Caroline McIntosh and Ruth Eberhardt successful in their marathon challenges

Caroline McIntosh put in a determined performance in the Chicago Marathon on Sunday, where conditions were cold but sunny for the huge field of 45,742 participants. She clocked 5:32:37, with relatively even splits of 2:39/2:53, finishing 65th of 126 in her FV65 age group, showing just how far her stamina has progressed. She also ran the previous day in the Chicago 5K, clocking 38:20 as a warm up for the big race. McIntosh has already planned the Tokyo Marathon for next year and the Boston Marathon for 2021, to complete the Big Six World Major Marathons.

Caroline McIntosh with her medal after the Chicago Marathon. Photo thanks to Caroline.

Meanwhile, Ruth Eberhardt took on the Kielder Marathon in Northumberland, an attractive route all around the ragged edges of Kielder Water, with lots of twists, turns, ups and downs.

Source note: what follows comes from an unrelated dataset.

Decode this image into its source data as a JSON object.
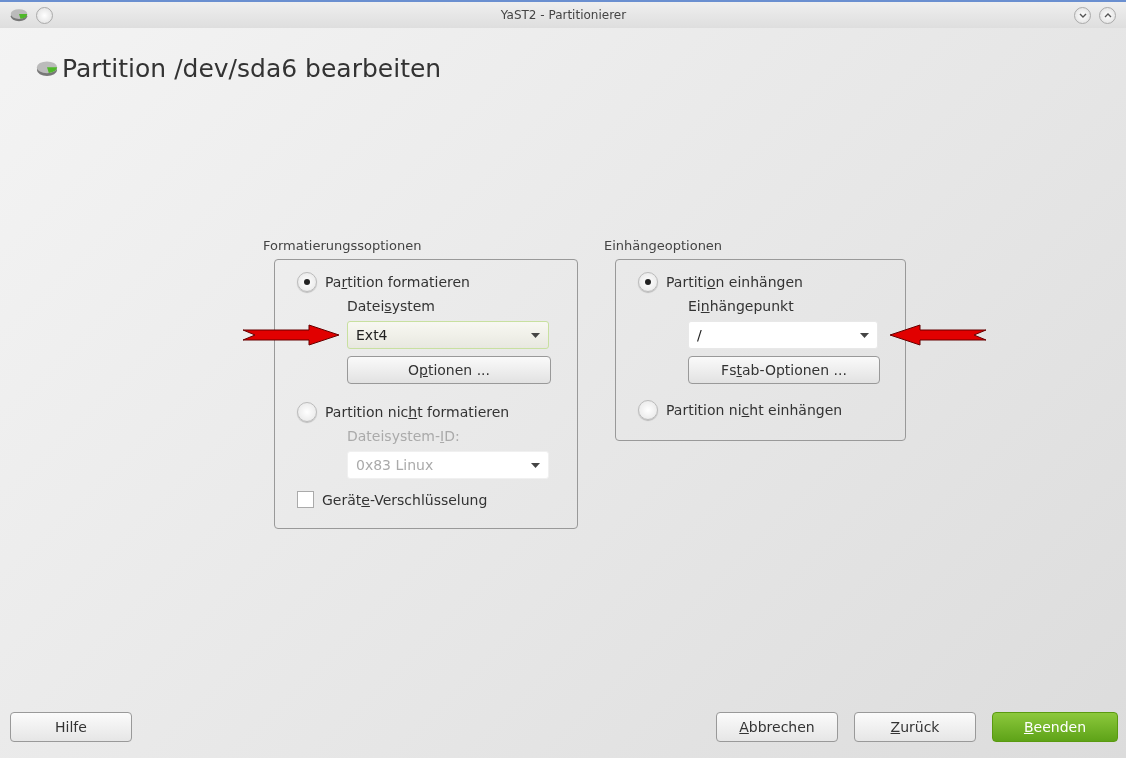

She showed exemplary control of pace, recording a time of 4:14:32 with very even splits of 2:04/2:10, finishing 250th of 713 overall, 44th of 249 female runners and 13th of 98 in FV40-49.

Also globe-trotting on Sunday was Anna Mayhew, who put in a big effort in the Palma Half Marathon in Majorca, clocking 2:11:37. Conditions were very difficult at up to 25°C in high humidity, so no PBs were on the cards. She finished a creditable 74th of 229 in FV50 in a big field of 3,533.

Rounding up other Sunday races: Baz Colley did well to complete the Virgin Sport Oxford Half Marathon in a new PB time of 1:52:20, finishing 1,739th of 6,874 overall and 118th of 291 in MV50. Further northwest, Mandy Davis (2:21:42) was in great PB form in the Wiggle Manchester Half Marathon, finishing 93rd of 181 in FV55. among a huge field of 11,355. Hannah Parsons (36:49) opted for the Saffron Striders’ Fast 5 in Saffron Walden and put in a great effort, finishing 7th of 79 female runners and 5th of 27 in FV35-44. It was unlucky she was at the top end of her age group and would have easily topped the FV45-54 group.

The RSPB Lakenheath 10K on Sunday attracted 63 participants, competing over an off-road route through the bird nature reserve. Numbers were a little down, no doubt influenced by the rainy weather, and it must have been a difficult route in the soggy, muddy conditions. For the men, Brian Munns (47:32) was first Jogger home in 7th place overall, followed by Andrew Taylor (48:15) 12th, Miles Johnson (57:43) 26th and Jim Withers (59:09) 29th. For the women, Lynda McCormack (1:00:14) finished 9th of 28 and Mary Marsh (1:06:22) 21st.

Over at Peterborough, the Perkins Great Eastern Half Marathon sadly had to be cancelled due to a last-minute security alert, as runners waited in the rain in the starting pens.


Rainy scenes on the Nene Ebankment in Peterborough, shortly before the half marathon race was cancelled due to a police security alert. Photos: Chris Aylmer

On Saturday, Lisa Jennings (2:51:55) and Gillian Green (3:08:05) did well to complete the King’s Forest Half Marathon, a very gruelling route along muddy, soggy trails through the forest, starting and finishing at West Stow Country Park.

On Sunday last week, new member Nicole Smith (54:57) put in an excellent effort in the Southend Classic 10K, finishing 159th of 660 female runners and 42nd of 178 in FV45.

Sarah Boneham has returned safely from her trip across Malawi, having travelled last week in the Orbis Challenge group of 30, led by Dame Kelly Holmes, to help raise funds and awareness of malnutrition in Malawi. The various Orbis Challenge trips across Malawi raise funds for the Open Arms charity, which looks after and educates malnourished children until they can return to their families. From this trip alone, £20,000 was raised, enough to feed 500 children for 2 years. The trip involved a 25K run/jog/walk/crawl up and down Mount Mulanje (5,000ft of climb), a 20K run up and across part of the Zomba Plain (2,000ft of climb) and a relatively level 20K run around Lake Malawi in the stifling heat and humidity. There were also emotional visits to the children being looked after and to their schools and village communities. We will shortly publish a report in Sarah’s own words for you to read and enjoy.